Is your site invisible to the search engines? If it is, you won’t be getting any search engine traffic. Find out what mistakes you need to avoid if you want your site to be visible.
Web traffic,copywriting,Web content writing,Web content,Web content writer,site visibility,site keywords,Web content plan
Copyright 2006 Angela Booth
We Web content writers lead quiet lives peering at a computer monitor and tapping a keyboard. I even eat lunch at the keyboard, because it means that I can do some relaxing Web surfing without feeling guilty.
So drama was the last thing I expected on a cold winter’s day when I bit into my peanut butter, raisin, and celery sandwich, and grabbed the ringing phone with my other hand.
A woman I didn’t know sobbed into my ear: “My boss says our Web site’s a disaster. We’re not getting any visitors at all…. and I’m going to be fired.”
I tried to tell her that it couldn’t be that bad, and even if it was, we’d fix it, but it took ten minutes for her to calm down enough to tell me what the URL (Web address) was. When I looked at the site, I had a pretty good idea why her boss was mad.
It was a real estate site. Very nice. Tasteful — elegant even. But clicking around the site, I could see that while artistically the site was fine, as a commercial Web site, it had big challenges.
No wonder the site wasn’t getting any traffic. The site was almost invisible to the search engines.
At a guess, the site would be lucky to get five visitors a day, unless the real estate company bought traffic via Pay Per Click or other advertising.
Unfortunately, it turns out that they’d already spent too much on the site. Unless the sobbing lady got the site to do what had been promised by the developers — get at least a thousand visitors a day and FAST — her job was history.
Here’s what I found on the site:
=> A Flash intro to the site
Flash animation was popular several years ago, but its popularity died when site owners realized that most Flash is just annoying. When someone comes to your site, they want information, and they want it right away.

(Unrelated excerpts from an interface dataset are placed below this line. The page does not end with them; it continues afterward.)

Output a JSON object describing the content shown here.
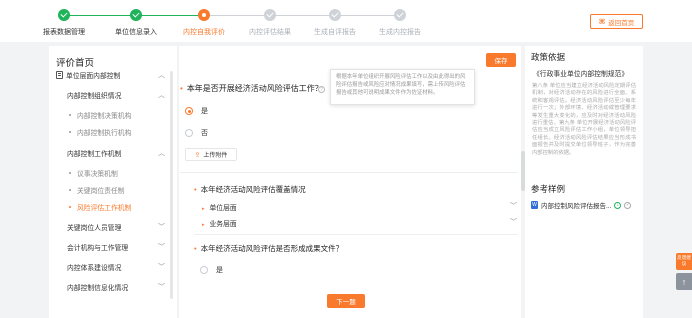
{
  "stepper": {
    "steps": [
      {
        "label": "报表数据管理",
        "state": "done"
      },
      {
        "label": "单位信息录入",
        "state": "done"
      },
      {
        "label": "内控自我评价",
        "state": "current"
      },
      {
        "label": "内控评估结果",
        "state": "todo"
      },
      {
        "label": "生成自评报告",
        "state": "todo"
      },
      {
        "label": "生成内控报告",
        "state": "todo"
      }
    ],
    "home_button": "返回首页"
  },
  "sidebar": {
    "title": "评价首页",
    "items": [
      {
        "label": "单位层面内部控制",
        "level": 1,
        "chevron": "up"
      },
      {
        "label": "内部控制组织情况",
        "level": 2,
        "chevron": "up"
      },
      {
        "label": "内部控制决策机构",
        "level": 3
      },
      {
        "label": "内部控制执行机构",
        "level": 3
      },
      {
        "label": "内部控制工作机制",
        "level": 2,
        "chevron": "up"
      },
      {
        "label": "议事决策机制",
        "level": 3
      },
      {
        "label": "关键岗位责任制",
        "level": 3
      },
      {
        "label": "风险评估工作机制",
        "level": 3,
        "active": true
      },
      {
        "label": "关键岗位人员管理",
        "level": 2,
        "chevron": "down"
      },
      {
        "label": "会计机构与工作管理",
        "level": 2,
        "chevron": "down"
      },
      {
        "label": "内控体系建设情况",
        "level": 2,
        "chevron": "down"
      },
      {
        "label": "内部控制信息化情况",
        "level": 2,
        "chevron": "down"
      }
    ]
  },
  "main": {
    "save_button": "保存",
    "question1": "本年是否开展经济活动风险评估工作？",
    "tooltip": "根据本年单位组织开展风险评估工作以及由此得出的风险评估报告或风险应对情况成果填写，需上传风险评估报告或其他可说明成果文件作为佐证材料。",
    "options1": [
      {
        "label": "是",
        "selected": true
      },
      {
        "label": "否",
        "selected": false
      }
    ],
    "upload_button": "上传附件",
    "section2": "本年经济活动风险评估覆盖情况",
    "subsections": [
      "单位层面",
      "业务层面"
    ],
    "question3": "本年经济活动风险评估是否形成成果文件？",
    "options3": [
      {
        "label": "是",
        "selected": false
      }
    ],
    "next_button": "下一题"
  },
  "right": {
    "title": "政策依据",
    "doc_title": "《行政事业单位内部控制规范》",
    "body": "第八条 单位应当建立经济活动风险定期评估机制，对经济活动存在的风险进行全面、系统和客观评估。经济活动风险评估至少每年进行一次；外部环境、经济活动或管理要求等发生重大变化的，应及时对经济活动风险进行重估。第九条 单位开展经济活动风险评估应当成立风险评估工作小组，单位领导担任组长。经济活动风险评估结果应当形成书面报告并及时提交单位领导班子，作为完善内部控制的依据。",
    "examples_title": "参考样例",
    "example_file": "内部控制风险评估报告..."
  },
  "floating": {
    "feedback": "反馈建议",
    "back_to_top": "↑"
  },
  "colors": {
    "accent": "#f97a2c",
    "done": "#1fb35a",
    "todo": "#cfd3d8"
  }
}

=> Big images on every page
The images looked lovely, gorgeous homes, but only a few words of text. From a search engine standpoint, there was nothing to index on the pages.
=> Almost no text
Again, with very little text, there was nothing for search engines to index, and therefore no chance that the site would get traffic from the site search engines.
=> NO “real estate”-related keywords
The site was called (not the real name, this name is fictitious) “Thomas Fedeck Green and Smythe Incorporated”. This name was on every page. I’m sure that the name was well known to the real estate buyers in the company’s home city, but it meant nothing to most Web surfers, and worse — there was nothing connecting “Thomas Fedeck Green and Smythe Incorporated” with the keywords “real estate”.
Worse yet, someone had decided to create images of each property’s listing so that a very fancy font could be used. Again, nothing for the Web search engines to index.
=> Flash movies
Every listing on the site was accompanied by a Flash movie of the property, with an agent showing off the features of each property.
=> My recommendation: get some text onto each and every page
“The site’s fine,” I assured my caller, whose sobs had calmed down. “You just need material for the Web search engines to index. The engines aren’t psychic. They don’t know what your site is about. You have to tell them in words. Get some words onto the site — words about real estate, and you’ll get traffic in no time.”
=> The happy ending: a rapid uptick in traffic
I developed a Web content plan for the site, and within a few weeks the site got an excellent uptick in traffic. The traffic’s been steadily growing.
My caller wasn’t fired. When I heard from her just a few days ago, she’d been made a partner. A happy ending all around — and a site that was made visible at last.